A Song For My Science Class

   One of my college classes is Physical Science, which is essentially a general science course covering Physics, Chemistry, Earth Science, and Astronomy. Part of the class, 10% of the grade, is from having students do independent projects on topics relating to the class content. They may do anything from research, article summary’s, writing poems, developing lesson plans, and basically using their own interests in selecting the projects. One of my students wrote and performed a song that fits very nicely in the section we covered on Earth Science – plate tectonics, plate boundaries, subduction, faults (not mine!), and volcanoes.

Caution: Objects viewed with an optical aid are further than they appear.
   Click here to go to the Qué tal in the Current Skies web site for more observing information for this month.

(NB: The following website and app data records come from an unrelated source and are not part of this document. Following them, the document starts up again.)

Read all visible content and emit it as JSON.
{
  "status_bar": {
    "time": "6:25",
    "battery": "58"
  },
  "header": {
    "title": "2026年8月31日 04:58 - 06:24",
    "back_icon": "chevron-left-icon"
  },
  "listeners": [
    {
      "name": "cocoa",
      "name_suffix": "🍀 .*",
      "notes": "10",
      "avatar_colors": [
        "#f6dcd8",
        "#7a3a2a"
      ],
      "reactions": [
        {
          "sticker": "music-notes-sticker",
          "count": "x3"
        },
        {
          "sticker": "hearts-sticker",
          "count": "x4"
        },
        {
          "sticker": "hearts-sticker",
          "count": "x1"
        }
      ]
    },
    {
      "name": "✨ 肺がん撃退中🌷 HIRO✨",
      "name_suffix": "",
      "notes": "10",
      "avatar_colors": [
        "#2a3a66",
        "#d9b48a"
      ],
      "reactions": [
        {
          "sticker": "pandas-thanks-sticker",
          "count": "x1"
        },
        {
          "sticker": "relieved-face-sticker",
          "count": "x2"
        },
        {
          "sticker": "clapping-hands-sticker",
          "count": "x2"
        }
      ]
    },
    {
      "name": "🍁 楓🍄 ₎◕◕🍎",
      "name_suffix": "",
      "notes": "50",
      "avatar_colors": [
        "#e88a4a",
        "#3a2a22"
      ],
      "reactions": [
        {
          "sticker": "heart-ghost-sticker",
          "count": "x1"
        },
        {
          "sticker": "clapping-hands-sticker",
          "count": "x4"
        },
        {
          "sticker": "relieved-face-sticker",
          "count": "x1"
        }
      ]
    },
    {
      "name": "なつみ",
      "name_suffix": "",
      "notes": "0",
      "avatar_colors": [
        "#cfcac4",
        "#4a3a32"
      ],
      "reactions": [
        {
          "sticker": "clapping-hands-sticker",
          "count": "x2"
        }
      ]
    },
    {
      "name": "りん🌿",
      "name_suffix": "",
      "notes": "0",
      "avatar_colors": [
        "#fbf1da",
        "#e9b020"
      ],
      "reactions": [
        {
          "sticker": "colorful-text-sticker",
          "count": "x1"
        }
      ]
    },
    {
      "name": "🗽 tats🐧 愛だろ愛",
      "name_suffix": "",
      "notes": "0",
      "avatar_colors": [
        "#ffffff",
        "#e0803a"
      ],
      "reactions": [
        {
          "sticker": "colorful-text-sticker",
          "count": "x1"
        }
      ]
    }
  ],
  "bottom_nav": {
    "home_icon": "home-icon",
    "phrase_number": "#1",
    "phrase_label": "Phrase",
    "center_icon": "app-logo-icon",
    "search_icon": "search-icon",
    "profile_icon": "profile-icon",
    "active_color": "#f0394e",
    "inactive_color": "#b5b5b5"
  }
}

Name a Mascot-Mail a Pringle

   Two contests for students are online and available for participation however both are somewhat restrictive based on geography – one’s location.
   esa mascotThe European Space Agency, ESA, is hosting a Name the Mascot contest to select a name for
their mascot, however the competition is only open for students ages 4-12 years who reside in one of ESA’s 20 Member States or Cooperating States. Note that although the United States (NASA) works cooperatively with the ESA the United States is not part of the ESA so this contest is not available for students in the United States.
   Click here to go to the ESA – Space for Kids web site to learn more about this contest.
   Click here to go to the ESA/Hubble web site for a treasure trove of resources from the Hubble Space Telescope.

A Pringle

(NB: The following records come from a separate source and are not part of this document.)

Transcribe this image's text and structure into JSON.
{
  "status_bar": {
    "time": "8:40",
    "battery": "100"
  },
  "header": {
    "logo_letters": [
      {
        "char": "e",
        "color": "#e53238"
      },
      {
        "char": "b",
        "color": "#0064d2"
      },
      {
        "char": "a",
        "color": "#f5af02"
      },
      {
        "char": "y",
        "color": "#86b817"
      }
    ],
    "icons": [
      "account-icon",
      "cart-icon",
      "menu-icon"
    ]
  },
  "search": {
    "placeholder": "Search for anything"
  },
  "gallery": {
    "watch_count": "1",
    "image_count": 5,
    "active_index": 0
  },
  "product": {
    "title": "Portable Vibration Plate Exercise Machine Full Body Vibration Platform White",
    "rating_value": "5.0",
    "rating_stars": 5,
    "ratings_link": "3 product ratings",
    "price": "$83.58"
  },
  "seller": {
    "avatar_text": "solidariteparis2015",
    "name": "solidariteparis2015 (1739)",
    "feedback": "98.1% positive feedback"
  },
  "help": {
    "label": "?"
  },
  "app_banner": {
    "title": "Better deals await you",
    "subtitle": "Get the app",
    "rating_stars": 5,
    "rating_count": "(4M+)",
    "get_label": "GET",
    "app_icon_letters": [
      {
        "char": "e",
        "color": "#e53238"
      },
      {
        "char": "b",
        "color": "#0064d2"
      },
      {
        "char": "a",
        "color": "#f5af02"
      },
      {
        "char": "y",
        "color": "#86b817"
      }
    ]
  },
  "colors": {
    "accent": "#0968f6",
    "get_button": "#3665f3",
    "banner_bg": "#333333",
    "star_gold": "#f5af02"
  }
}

A Pringle

   ;A contest available within the United States for students, the Pringles Challenge, is based on designing a small package that will carry a single Pringle potato chip through the U.S. Mail system in such a manner that the Pringle will arrive at its destination intact or undamaged.
   Click here to learn more about the Pringles Challenge contest.

    Please note that posting the above information is not to be taken as a personal endorsement of the Pringle’s Potato Chip.
   Click here to go to the Qué tal in the Current Skies web site for more observing information.

Student Science Opportunities

Iris logo    “Join the Tracking a Solar Storm challenge and guide students as they learn about the Sun’s anatomy, the space weather it generates, and why studying our star is important.
   This challenge is designed around NASA’s Interface Region Imaging Spectrograph, or IRIS, mission. Scheduled to launch in April 2013, the IRIS spacecraft will study the dynamics of the interface region of our Sun’s atmosphere using an ultraviolet telescope and imaging spectrograph. As students participate in the challenge, they will learn about the IRIS mission and the instruments scientists use to gather solar data.
   An educators’ guide to the IRIS challenge is available on the Tracking a Solar Storm website and includes key information for helping students study the sun’s weather, track a solar storm, and predict its effect on Earth. Students will demonstrate what they have learned by collecting data and producing a space weather report.”

Click here to go to the IRIS Challenge web site.

whatif   “Candy, soda and other everyday items will be the tools of the trade for teenage rocket makers competing in the What If? Live Student Design Challenge, which was kicked off Tuesday by NASA and the Ahoora Foundation of Plano, Texas. Registration is open through Feb. 28 for the worldwide contest, in which 14- to 18-year-old students will design experimental propulsion systems using materials that are cheap and easy to get.”

Click here to read the NASA press release.
Click here to go to the What If web site.
Click here to go to the Qué tal in the Current Skies web site for more observing information.

Cassini Scientist for A Day

Artwork-Cassini at Saturn

The Cassini Outreach Team has just announced the 2012 Cassini Scientist for a Day Essay Contest. This is an essay contest open to students in grades 5-12 but is limited to the United States. Students may enter as a team of up to four students or individually. Based on three imaging targets selected by the Cassini Team, participants will submit an essay of up to 500 words that describes which of the three imaging targets they feel would yield the best science results.
Imaging targets include the small moon Pan, the f-ring, and Saturn with its ring system and imaging will take place this fall.
Entry deadline is 12pm PDT on October 24, 2012 and all submissions must be done by the teacher.

The winning essays will be posted on the Cassini web site and winners will participate in a teleconference with Cassini Mission scientists in Pasadena at the Jet Propulsion Lab (JPL).

Click here to go to the contest web site.
Click here to download the contest flyer.
Click here to go to the Cassini Mission web site.